INPUT DATA Block Start

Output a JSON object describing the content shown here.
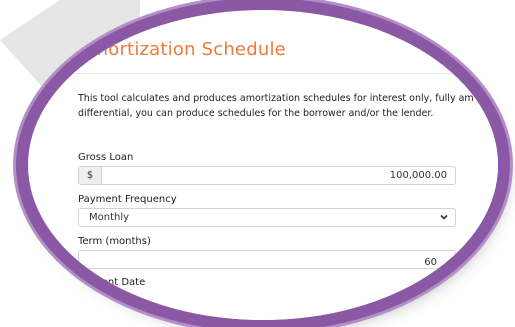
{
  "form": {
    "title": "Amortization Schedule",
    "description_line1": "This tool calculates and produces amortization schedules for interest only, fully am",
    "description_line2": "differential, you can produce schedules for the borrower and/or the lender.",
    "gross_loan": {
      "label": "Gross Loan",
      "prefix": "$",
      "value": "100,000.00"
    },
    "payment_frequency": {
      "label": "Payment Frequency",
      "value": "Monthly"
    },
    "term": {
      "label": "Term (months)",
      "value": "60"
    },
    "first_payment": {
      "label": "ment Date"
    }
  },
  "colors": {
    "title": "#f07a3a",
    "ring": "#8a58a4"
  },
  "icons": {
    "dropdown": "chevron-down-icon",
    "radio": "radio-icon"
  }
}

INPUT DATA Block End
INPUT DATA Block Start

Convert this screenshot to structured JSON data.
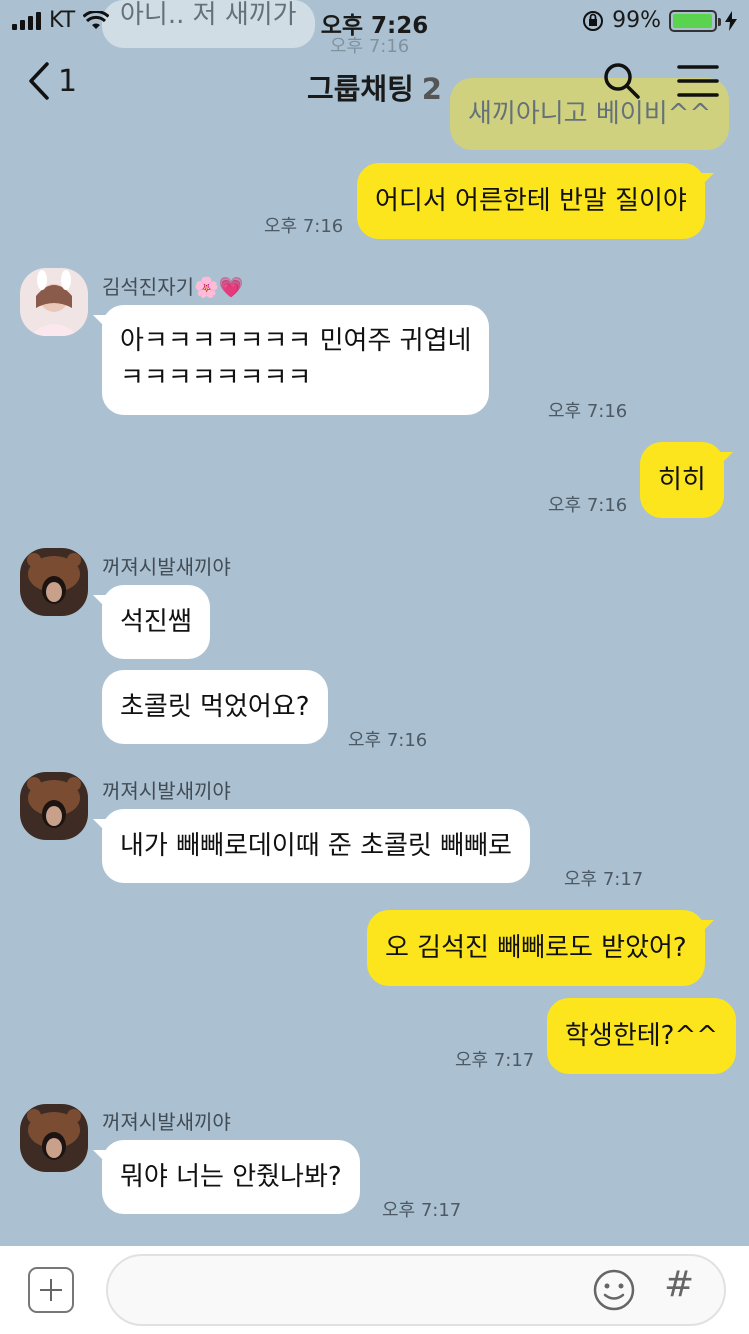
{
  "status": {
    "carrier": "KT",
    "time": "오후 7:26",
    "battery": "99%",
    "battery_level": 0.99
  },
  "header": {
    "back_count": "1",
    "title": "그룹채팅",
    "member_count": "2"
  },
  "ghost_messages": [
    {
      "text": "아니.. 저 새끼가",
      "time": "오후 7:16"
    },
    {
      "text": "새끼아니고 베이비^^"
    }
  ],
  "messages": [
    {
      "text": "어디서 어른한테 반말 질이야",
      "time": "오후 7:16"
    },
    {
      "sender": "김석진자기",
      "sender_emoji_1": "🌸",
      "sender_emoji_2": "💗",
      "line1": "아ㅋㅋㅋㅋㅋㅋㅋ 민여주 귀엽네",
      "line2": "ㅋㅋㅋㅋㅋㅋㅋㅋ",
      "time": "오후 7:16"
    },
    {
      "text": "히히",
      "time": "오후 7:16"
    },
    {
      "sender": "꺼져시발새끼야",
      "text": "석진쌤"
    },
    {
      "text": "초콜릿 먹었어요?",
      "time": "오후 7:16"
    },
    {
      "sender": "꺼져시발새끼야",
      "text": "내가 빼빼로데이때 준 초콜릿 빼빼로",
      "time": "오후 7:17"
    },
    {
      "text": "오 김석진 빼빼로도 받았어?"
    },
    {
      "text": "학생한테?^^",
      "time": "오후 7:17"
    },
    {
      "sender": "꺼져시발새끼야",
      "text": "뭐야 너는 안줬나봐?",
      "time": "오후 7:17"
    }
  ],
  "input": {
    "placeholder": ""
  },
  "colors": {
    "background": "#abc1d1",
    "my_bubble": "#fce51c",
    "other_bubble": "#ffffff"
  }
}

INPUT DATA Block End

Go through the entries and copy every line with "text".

▶ OUTPUT FOR THIS EXERCISE
      "text": "아니.. 저 새끼가",
      "text": "새끼아니고 베이비^^"
      "text": "어디서 어른한테 반말 질이야",
      "text": "히히",
      "text": "석진쌤"
      "text": "초콜릿 먹었어요?",
      "text": "내가 빼빼로데이때 준 초콜릿 빼빼로",
      "text": "오 김석진 빼빼로도 받았어?"
      "text": "학생한테?^^",
      "text": "뭐야 너는 안줬나봐?",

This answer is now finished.